Wednesday, January 15, 2020

brave new babies, Glover revisited

Was reading Jonathan Glover's website and came across this video (70s? early 80s?) on genetic engineering, with contributions from his two young sons, enchanting:

Wednesday, November 27, 2019

Vermont, wood, silver lining

Earlier this year I joined ANUFF Wood, a loose group of people in Windham County (VT) who turn up at each other's houses to cut/split/stack firewood.  The idea is roughly that if you turn up for 4 or 5 you can ask them to come to you, though I don't think this is very strictly enforced, and the core members seem to turn up for many more sessions than they possibly "redeem."

I've been to a fair number (wd go to more if I had a car), and recently asked the organizer, Michael, whether it might be possible to have three dying beech trees at the edge of my clearing felled etc.  Someone had told me years ago that I should have them down, and had then left the business, and each year I had meant to do something and left it too late.  And I'm not confident enough of my chain saw skills to fell trees, especially if alone on the hill in a place with no cell phone access.

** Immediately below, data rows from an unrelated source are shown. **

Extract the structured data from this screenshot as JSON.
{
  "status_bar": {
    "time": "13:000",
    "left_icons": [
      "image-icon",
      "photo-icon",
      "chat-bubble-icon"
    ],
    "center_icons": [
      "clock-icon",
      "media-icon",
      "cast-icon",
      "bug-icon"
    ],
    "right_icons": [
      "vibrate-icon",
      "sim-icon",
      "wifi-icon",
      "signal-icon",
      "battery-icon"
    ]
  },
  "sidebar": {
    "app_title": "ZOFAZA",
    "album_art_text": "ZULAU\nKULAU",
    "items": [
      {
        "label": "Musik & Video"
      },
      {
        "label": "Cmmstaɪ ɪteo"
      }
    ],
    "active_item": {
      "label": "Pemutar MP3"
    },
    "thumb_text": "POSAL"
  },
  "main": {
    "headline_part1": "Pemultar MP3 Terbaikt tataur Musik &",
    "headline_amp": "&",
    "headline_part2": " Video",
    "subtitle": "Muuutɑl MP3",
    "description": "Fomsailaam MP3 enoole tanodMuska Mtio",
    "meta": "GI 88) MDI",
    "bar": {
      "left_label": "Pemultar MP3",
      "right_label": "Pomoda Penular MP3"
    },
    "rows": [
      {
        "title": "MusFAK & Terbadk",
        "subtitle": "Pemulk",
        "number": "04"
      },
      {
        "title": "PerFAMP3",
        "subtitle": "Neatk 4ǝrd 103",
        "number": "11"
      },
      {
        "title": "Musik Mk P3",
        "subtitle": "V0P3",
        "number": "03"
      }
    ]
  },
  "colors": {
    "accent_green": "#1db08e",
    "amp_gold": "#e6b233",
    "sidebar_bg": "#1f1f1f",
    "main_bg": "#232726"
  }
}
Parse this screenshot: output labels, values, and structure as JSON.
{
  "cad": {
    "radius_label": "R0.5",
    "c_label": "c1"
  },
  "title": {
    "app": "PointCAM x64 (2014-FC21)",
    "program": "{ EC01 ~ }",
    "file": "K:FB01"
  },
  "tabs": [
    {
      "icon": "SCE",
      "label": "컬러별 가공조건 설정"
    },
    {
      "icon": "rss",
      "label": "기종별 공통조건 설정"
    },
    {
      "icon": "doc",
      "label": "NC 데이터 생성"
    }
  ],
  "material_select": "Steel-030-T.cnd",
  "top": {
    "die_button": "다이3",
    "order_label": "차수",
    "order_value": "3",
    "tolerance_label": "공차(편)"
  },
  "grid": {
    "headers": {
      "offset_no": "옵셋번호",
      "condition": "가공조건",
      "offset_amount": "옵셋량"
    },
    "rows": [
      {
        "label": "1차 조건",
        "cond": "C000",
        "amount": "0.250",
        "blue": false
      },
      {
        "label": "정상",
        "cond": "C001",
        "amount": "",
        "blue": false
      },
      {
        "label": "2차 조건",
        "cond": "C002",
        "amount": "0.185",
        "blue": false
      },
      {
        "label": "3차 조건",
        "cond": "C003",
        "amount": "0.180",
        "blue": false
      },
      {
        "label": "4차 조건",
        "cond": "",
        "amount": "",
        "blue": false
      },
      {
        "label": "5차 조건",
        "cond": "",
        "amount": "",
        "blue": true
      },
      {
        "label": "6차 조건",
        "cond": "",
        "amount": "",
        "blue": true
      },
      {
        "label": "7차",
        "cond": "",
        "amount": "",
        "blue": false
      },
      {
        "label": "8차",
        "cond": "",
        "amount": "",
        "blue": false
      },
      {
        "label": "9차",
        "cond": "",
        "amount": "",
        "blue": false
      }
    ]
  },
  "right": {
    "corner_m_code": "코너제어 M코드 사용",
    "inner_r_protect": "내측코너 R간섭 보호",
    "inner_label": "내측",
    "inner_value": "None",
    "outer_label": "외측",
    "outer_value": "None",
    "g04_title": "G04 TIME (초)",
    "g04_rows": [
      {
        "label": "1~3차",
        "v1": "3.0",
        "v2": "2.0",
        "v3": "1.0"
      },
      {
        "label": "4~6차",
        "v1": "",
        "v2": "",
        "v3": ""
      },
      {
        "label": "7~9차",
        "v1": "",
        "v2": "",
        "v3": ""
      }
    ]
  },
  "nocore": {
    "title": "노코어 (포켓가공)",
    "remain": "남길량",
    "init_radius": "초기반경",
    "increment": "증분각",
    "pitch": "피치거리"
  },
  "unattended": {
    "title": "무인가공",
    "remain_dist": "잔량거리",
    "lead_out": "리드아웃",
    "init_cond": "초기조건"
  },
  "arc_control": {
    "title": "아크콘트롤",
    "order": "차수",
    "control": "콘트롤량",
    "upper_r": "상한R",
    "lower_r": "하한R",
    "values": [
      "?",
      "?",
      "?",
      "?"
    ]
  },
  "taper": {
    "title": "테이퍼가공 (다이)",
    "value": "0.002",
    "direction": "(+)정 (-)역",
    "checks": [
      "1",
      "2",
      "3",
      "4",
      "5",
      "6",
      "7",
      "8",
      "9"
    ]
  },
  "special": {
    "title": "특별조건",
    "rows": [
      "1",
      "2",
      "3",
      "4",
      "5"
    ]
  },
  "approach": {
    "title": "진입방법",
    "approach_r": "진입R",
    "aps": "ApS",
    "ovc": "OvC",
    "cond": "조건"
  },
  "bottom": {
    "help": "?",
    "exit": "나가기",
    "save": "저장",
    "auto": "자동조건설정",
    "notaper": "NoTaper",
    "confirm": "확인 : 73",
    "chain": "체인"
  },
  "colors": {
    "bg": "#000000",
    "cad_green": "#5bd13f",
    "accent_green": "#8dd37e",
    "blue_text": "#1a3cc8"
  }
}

Michael came about a week ago to have a look, and said the trees were manageable, and a session is now planned for Sunday.  On Monday I managed to reach Mark Russ, a local workman with a pickup truck, who agreed to get some palettes for stacking (for which he thought $10 was a reasonable fee). Today I rode my bike to the supermarket 4 miles up the road to pick up provisions, and when I got home Michael's car turned up in the road - he had decided to fell the trees early to make sure there were no problems.  He headed off to the edge of the clearning.  Meanwhile Mark Russ arrived in his pickup truck with the palettes, courtesy of Ron's Husqvarna.  He said Ron had said he expected to have more palettes and offered to bring more if needed.  We shook hands on this (that is, I did not have change for a $20, and cd definitely use more palettes for other things). 

Mark headed out.  Meanwhile Michael finished felling (or rather dropping) the three trees.  The last, with a wedge in its trunk, refused to fall, so he went out in front to pull at various long branches, which eventually worked. (Timber!)

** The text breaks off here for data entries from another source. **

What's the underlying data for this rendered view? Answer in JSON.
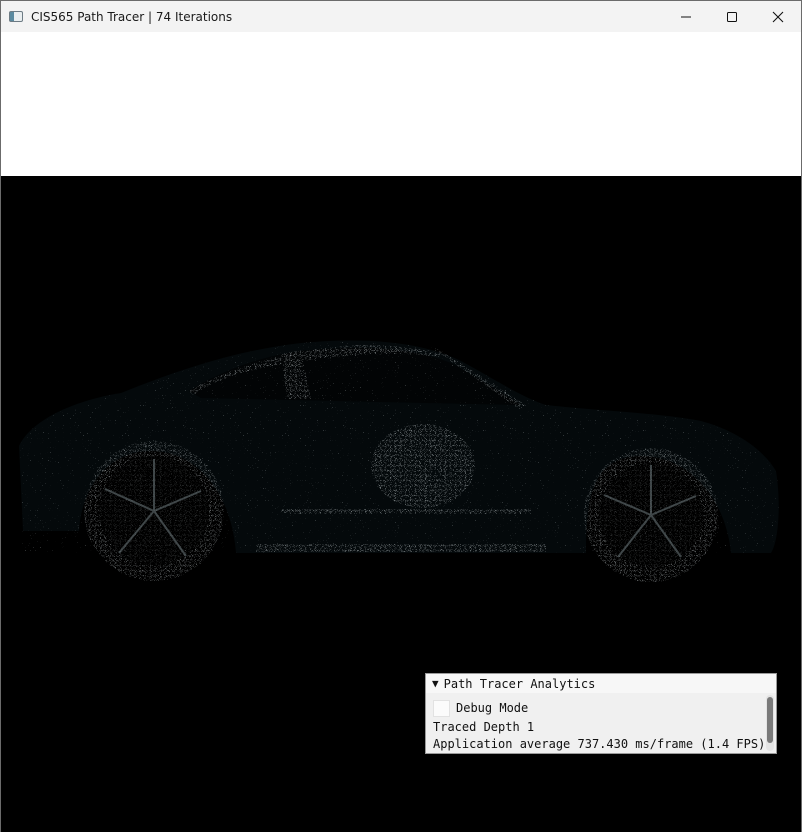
{
  "window": {
    "title": "CIS565 Path Tracer | 74 Iterations",
    "controls": [
      "minimize-icon",
      "maximize-icon",
      "close-icon"
    ]
  },
  "render": {
    "subject": "car-render",
    "background": "#000000",
    "noise_color": "#9fb0b4"
  },
  "analytics_panel": {
    "header": "Path Tracer Analytics",
    "collapse_icon": "triangle-down-icon",
    "debug_checkbox_label": "Debug Mode",
    "debug_checked": false,
    "traced_depth": "Traced Depth 1",
    "average_line": "Application average 737.430 ms/frame (1.4 FPS)"
  }
}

No one reading this is going to understand - I was so happy!  I had meanwhile received an email from a foreign rights agent at the agency that did not work out, declining to provide a contract template for a deal they had declined to see through on the basis that it was proprietorial.  This is the agency that managed to take over a year to handle paperwork for a French publisher who had been publishing an illegal reissue of Le dernier samouraï - I should have known better than to approach anyone who worked there, because they were all toxic and it had taken months to get maybe 70% of the nastiness out of my system.

So the fabulous thing about ANUFF Wood (ANUFF = A Neighborhood Uniting For Fuel) is that everyone is so generous with their time, so happy to turn up on a weekend morning to help out, and by the end of a couple of hours two or three cords of woods have been stacked.  Something has been ACCOMPLISHED.  Within, maybe, a week or so of the beneficiary putting in a request.  And now someone has actually come to my place and solved a problem!  And the whole thing will be sorted out by Sunday pm!

Of course, from a professional point of view, it would be better if my neighbors took a Not my circus, not my monkey approach to their fellow man, while someone who has actually agreed to represent me is a miraculous of competence and efficiency AND anxious to help.  Also from a professional point of view, it's in some ways a handicap to have Vermonters as a point of comparison when dealing with the biz.  Perhaps I am not really, in the long term, better off knowing that 15 minutes is about the time it takes to drop three trees.  But for now, no, this was the highlight of the year.  It is my substitute for the highlight of yore, which was visiting Best Dentist in the World (Roz Tritton has now retired).